Task item
For this exercise, write out each entry below exactly, omitting the images.
[[ Supplied data, beginning ]]
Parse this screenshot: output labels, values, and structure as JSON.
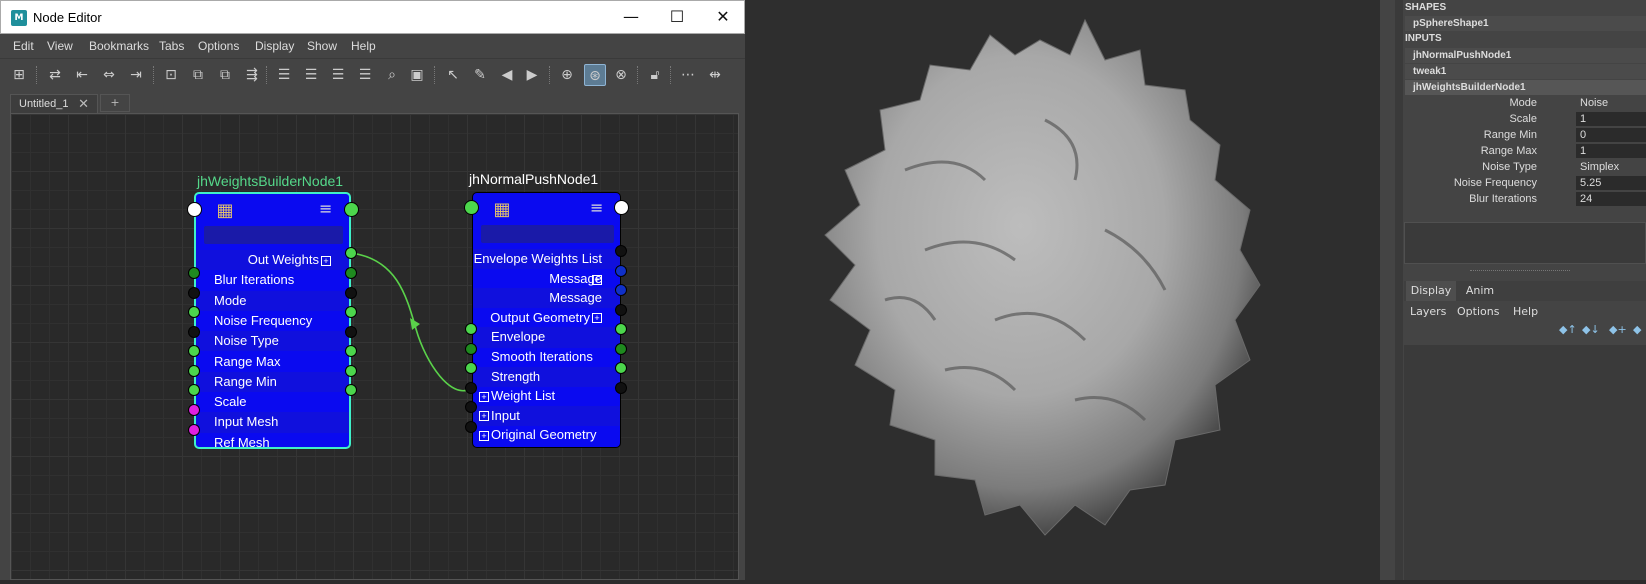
{
  "window": {
    "title": "Node Editor",
    "app_icon_text": "M",
    "min": "—",
    "max": "☐",
    "close": "✕"
  },
  "menu": [
    "Edit",
    "View",
    "Bookmarks",
    "Tabs",
    "Options",
    "Display",
    "Show",
    "Help"
  ],
  "tabs": {
    "active": "Untitled_1",
    "close": "✕",
    "add": "+"
  },
  "nodes": {
    "builder": {
      "title": "jhWeightsBuilderNode1",
      "title_color": "#55d88a",
      "outputs": [
        {
          "label": "Out Weights",
          "box": "+"
        }
      ],
      "rows": [
        "Blur Iterations",
        "Mode",
        "Noise Frequency",
        "Noise Type",
        "Range Max",
        "Range Min",
        "Scale",
        "Input Mesh",
        "Ref Mesh"
      ]
    },
    "push": {
      "title": "jhNormalPushNode1",
      "title_color": "#ffffff",
      "outputs": [
        {
          "label": "Envelope Weights List",
          "box": "+"
        },
        {
          "label": "Message",
          "box": ""
        },
        {
          "label": "Message",
          "box": ""
        },
        {
          "label": "Output Geometry",
          "box": "+"
        }
      ],
      "rows": [
        "Envelope",
        "Smooth Iterations",
        "Strength"
      ],
      "boxed_inputs": [
        "Weight List",
        "Input",
        "Original Geometry"
      ]
    }
  },
  "attribute_editor": {
    "shapes_header": "SHAPES",
    "shape": "pSphereShape1",
    "inputs_header": "INPUTS",
    "inputs": [
      "jhNormalPushNode1",
      "tweak1",
      "jhWeightsBuilderNode1"
    ],
    "attributes": [
      {
        "label": "Mode",
        "value": "Noise"
      },
      {
        "label": "Scale",
        "value": "1"
      },
      {
        "label": "Range Min",
        "value": "0"
      },
      {
        "label": "Range Max",
        "value": "1"
      },
      {
        "label": "Noise Type",
        "value": "Simplex"
      },
      {
        "label": "Noise Frequency",
        "value": "5.25"
      },
      {
        "label": "Blur Iterations",
        "value": "24"
      }
    ],
    "layer_tabs": [
      "Display",
      "Anim"
    ],
    "layer_menu": [
      "Layers",
      "Options",
      "Help"
    ]
  },
  "colors": {
    "node_body": "#0a0af0",
    "selected_outline": "#3ff0c8",
    "connection": "#5ad24a",
    "port_green": "#4cd64c",
    "port_dark_green": "#1f8a1f",
    "port_black": "#111111",
    "port_magenta": "#e020e0",
    "port_blue": "#1030c8"
  }
}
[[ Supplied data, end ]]
Expected answer
Parse this screenshot: output labels, values, and structure as JSON.
{
  "window": {
    "title": "Node Editor",
    "app_icon_text": "M",
    "min": "—",
    "max": "☐",
    "close": "✕"
  },
  "menu": [
    "Edit",
    "View",
    "Bookmarks",
    "Tabs",
    "Options",
    "Display",
    "Show",
    "Help"
  ],
  "tabs": {
    "active": "Untitled_1",
    "close": "✕",
    "add": "+"
  },
  "nodes": {
    "builder": {
      "title": "jhWeightsBuilderNode1",
      "title_color": "#55d88a",
      "outputs": [
        {
          "label": "Out Weights",
          "box": "+"
        }
      ],
      "rows": [
        "Blur Iterations",
        "Mode",
        "Noise Frequency",
        "Noise Type",
        "Range Max",
        "Range Min",
        "Scale",
        "Input Mesh",
        "Ref Mesh"
      ]
    },
    "push": {
      "title": "jhNormalPushNode1",
      "title_color": "#ffffff",
      "outputs": [
        {
          "label": "Envelope Weights List",
          "box": "+"
        },
        {
          "label": "Message",
          "box": ""
        },
        {
          "label": "Message",
          "box": ""
        },
        {
          "label": "Output Geometry",
          "box": "+"
        }
      ],
      "rows": [
        "Envelope",
        "Smooth Iterations",
        "Strength"
      ],
      "boxed_inputs": [
        "Weight List",
        "Input",
        "Original Geometry"
      ]
    }
  },
  "attribute_editor": {
    "shapes_header": "SHAPES",
    "shape": "pSphereShape1",
    "inputs_header": "INPUTS",
    "inputs": [
      "jhNormalPushNode1",
      "tweak1",
      "jhWeightsBuilderNode1"
    ],
    "attributes": [
      {
        "label": "Mode",
        "value": "Noise"
      },
      {
        "label": "Scale",
        "value": "1"
      },
      {
        "label": "Range Min",
        "value": "0"
      },
      {
        "label": "Range Max",
        "value": "1"
      },
      {
        "label": "Noise Type",
        "value": "Simplex"
      },
      {
        "label": "Noise Frequency",
        "value": "5.25"
      },
      {
        "label": "Blur Iterations",
        "value": "24"
      }
    ],
    "layer_tabs": [
      "Display",
      "Anim"
    ],
    "layer_menu": [
      "Layers",
      "Options",
      "Help"
    ]
  },
  "colors": {
    "node_body": "#0a0af0",
    "selected_outline": "#3ff0c8",
    "connection": "#5ad24a",
    "port_green": "#4cd64c",
    "port_dark_green": "#1f8a1f",
    "port_black": "#111111",
    "port_magenta": "#e020e0",
    "port_blue": "#1030c8"
  }
}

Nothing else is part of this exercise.